movAv {berryFunctions}R Documentation

Moving average

Description

Weighted moving average (running mean) with overlapping windows

Usage

movAv(dat, width = 7, weights = rep(1, width), quiet = FALSE)

Arguments

dat

Vector with regularly spaced data

width

Odd integer specifying window width. DEFAULT: 7

weights

Vector with weights. Sum is normalized to 1. DEFAULT: rep(1,width)

quiet

Logical: suppress allNA message and even width warning? DEFAULT: FALSE

Details

Width has to be odd, so there is a defined middle point of each window.
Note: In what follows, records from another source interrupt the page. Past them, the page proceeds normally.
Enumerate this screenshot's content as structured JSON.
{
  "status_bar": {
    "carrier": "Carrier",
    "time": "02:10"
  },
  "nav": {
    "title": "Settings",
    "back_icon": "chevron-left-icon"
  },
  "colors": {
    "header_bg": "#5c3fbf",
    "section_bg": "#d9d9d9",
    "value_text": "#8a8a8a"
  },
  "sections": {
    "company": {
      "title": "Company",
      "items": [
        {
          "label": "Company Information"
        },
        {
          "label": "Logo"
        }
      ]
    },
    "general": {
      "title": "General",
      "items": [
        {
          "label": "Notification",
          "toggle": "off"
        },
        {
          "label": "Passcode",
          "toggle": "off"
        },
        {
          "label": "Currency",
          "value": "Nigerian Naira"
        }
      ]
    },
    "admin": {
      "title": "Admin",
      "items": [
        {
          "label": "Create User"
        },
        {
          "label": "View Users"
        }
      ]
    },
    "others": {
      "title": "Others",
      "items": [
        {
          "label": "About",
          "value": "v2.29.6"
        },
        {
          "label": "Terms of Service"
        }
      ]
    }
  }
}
Even inputs will be changed with a warning (unless quiet=TRUE).
Weights doesn't have to be symmetrical, but is always mapped to the middle of each window!
If there are NAs in the window, the corresponding weight is distributed evenly to the other weights.
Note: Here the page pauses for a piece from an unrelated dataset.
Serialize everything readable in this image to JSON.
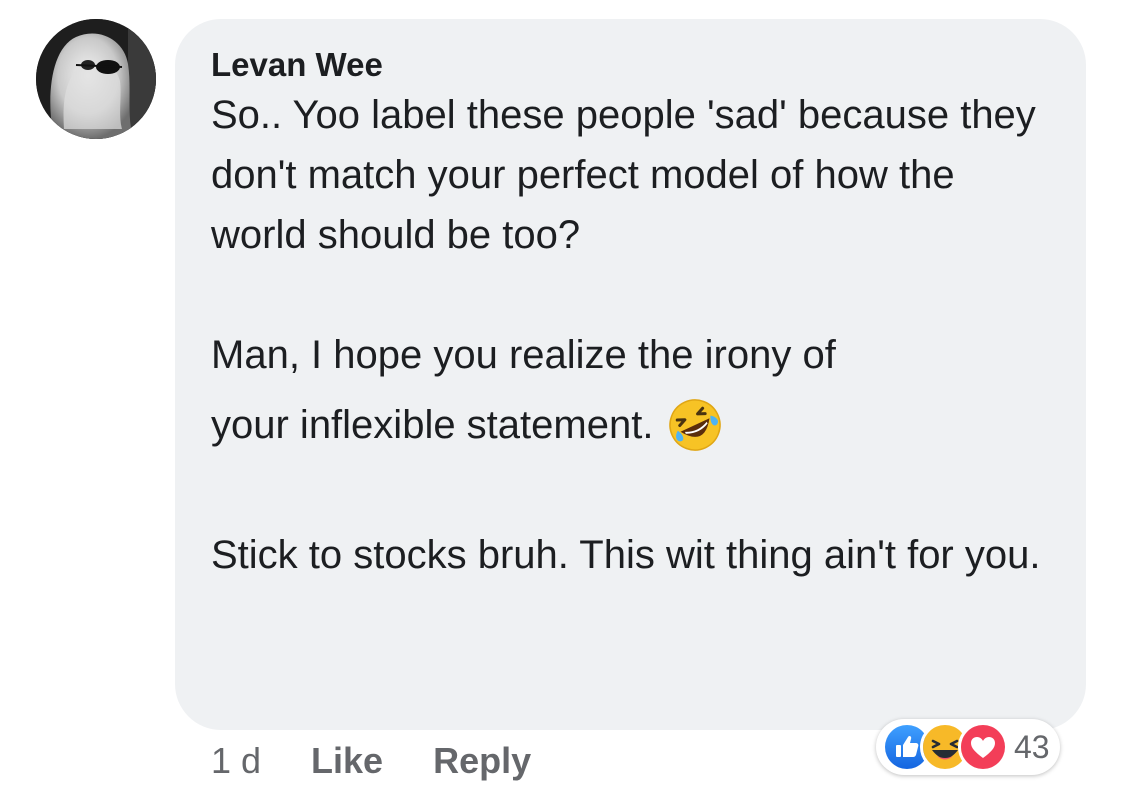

Value

Vector of the same length as the original input. Padded with NAs at width/2 margin elements

Note

You can specify just one of weights or width.

Author(s)

Berry Boessenkool, berry-b@gmx.de, ca 2012

See Also

movAvLines, filter, decompose, smooth, loess, rollapply (no overlapping!)

Examples

# general usage -------------------------------------------------------------
set.seed(29); a <- runif(40, 5,50)
data.frame(a, movAv(a))

# final and commencing NAs are kept, middle ones are filled:
a[c(1:10, 18:26, 32:40)] <- NA
data.frame(a, movAv(a))

set.seed(29); a <- runif(60, 5,50)
plot(a, type="o", pch=16, las=1)
lines(movAv(a), col=2, lwd=3) # shows trends, signal in the noise
lines(movAv(a,3), col=4, lwd=3)
lines(movAv(a,15), col=3, lwd=3) # degree of smoothing depends on window width

# Weights:
plot(a, type="o", pch=16, las=1)
lines(movAv(a), col=2, lwd=3) # uniform weight within running window
# Triangular weights react stronger to extrema:
lines(movAv(a, weights=c(1,2,4,6,4,2,1)), col=4, lwd=3)

plot(c(Nile), type="l")
lines(movAv(Nile,20), col=4, lwd=4)
lines(movAv(Nile,21), col=3) # even widths are changed to a higher value


# smoothing intenstiy -------------------------------------------------------
plot(1871:1970, Nile, type="l", col=8)
movAvLines(1871:1970, Nile, lwd=3)

for(i in 1:30*2-1)
  {
  plot(a, type="o", pch=16, las=1, main=paste("moving average, width =", i))
  lines(movAv(a, i), col=2, lwd=4)
  }
# How to lie with moving averages: compare width 29 with 49 - the "trend"
# appears to be in opposite direction! (OK, this is random data anyways).

b <- rep(a, each=10)+runif(600, -10, 20)
plot(b, type="l")
lines(movAv(b), col=2, lwd=4)
lines(movAv(b, 35), col=4, lwd=4)
lines(movAv(b, 101), col=5, lwd=4)  # choose width according to scale!


# Deviance from running mean can identify outlier:
nile <- c(Nile)
op <- par(mfrow=c(3,1), mar=c(1,3,2.5,0), cex.main=1, las=1)
plot(nile, type="l", main=c("original Nile data",""), xlab="", xaxt="n")
lines(movAv(nile,5), lwd=2, col=2)
title(main=c("", "5-element running mean (moving average)"), col.main=2)
box("figure")
plot(nile-movAv(nile,5), type="o", pch=16, col=4,
      main="difference  ( original data - moving average )", xlab="", xaxt="n")
abline(h=0)
box("figure")
par(mar=c(3,3,1,0))
hist(nile-movAv(nile,5), breaks=25, xlim=c(-500,500), col=4, main="Deviances")
abline(v=0, lwd=5) # the deviances are pretty symmetric.
# If this were shifted more strongly to the left, we could say:
# movav(5) overestimates minima more than it underestimates maxima
# This would happen if low values peak away further and more shortly
par(op)


[Package berryFunctions version 1.20.1 Index]